=== Work to be completed ===
Every line in the material below that includes "icon" should be copied.
============
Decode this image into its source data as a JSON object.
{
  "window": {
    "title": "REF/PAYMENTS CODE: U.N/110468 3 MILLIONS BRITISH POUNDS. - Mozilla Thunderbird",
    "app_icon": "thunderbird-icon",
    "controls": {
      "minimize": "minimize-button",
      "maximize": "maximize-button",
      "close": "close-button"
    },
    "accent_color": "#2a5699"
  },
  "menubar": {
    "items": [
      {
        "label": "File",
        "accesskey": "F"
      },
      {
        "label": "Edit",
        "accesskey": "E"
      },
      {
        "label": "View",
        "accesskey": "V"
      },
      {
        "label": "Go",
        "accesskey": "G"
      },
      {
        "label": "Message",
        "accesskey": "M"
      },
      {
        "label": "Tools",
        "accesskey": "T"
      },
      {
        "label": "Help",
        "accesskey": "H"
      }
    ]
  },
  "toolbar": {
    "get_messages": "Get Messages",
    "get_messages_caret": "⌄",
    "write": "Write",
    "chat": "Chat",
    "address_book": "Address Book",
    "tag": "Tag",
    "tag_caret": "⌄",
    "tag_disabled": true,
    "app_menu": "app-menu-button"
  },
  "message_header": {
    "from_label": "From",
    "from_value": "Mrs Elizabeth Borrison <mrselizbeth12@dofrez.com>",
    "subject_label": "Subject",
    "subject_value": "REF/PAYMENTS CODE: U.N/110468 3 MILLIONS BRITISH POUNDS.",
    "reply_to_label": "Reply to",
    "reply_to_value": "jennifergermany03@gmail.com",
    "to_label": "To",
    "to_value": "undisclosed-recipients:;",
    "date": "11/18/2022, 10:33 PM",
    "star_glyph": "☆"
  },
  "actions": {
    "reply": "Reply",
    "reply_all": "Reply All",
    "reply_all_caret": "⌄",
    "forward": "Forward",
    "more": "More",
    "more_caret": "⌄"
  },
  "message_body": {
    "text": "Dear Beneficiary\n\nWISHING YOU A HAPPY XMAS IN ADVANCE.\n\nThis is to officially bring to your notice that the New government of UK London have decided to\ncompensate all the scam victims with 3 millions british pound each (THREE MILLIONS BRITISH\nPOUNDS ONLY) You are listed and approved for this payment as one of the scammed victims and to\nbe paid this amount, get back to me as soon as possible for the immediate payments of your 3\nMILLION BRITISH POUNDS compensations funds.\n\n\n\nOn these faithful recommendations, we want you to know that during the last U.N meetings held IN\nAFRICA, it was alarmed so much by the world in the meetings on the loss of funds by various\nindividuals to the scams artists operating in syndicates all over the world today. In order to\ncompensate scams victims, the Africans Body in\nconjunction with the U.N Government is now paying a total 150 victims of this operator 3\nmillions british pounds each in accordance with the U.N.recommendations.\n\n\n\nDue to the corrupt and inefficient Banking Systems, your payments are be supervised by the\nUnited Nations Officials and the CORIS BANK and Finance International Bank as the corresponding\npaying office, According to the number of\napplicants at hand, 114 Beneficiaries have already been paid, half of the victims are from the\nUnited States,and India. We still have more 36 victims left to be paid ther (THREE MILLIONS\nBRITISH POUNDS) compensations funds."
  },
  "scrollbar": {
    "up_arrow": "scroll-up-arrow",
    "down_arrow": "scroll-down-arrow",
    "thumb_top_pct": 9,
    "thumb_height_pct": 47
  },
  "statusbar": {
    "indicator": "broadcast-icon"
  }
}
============
=== Finished exercise ===
    "app_icon": "thunderbird-icon",
    "indicator": "broadcast-icon"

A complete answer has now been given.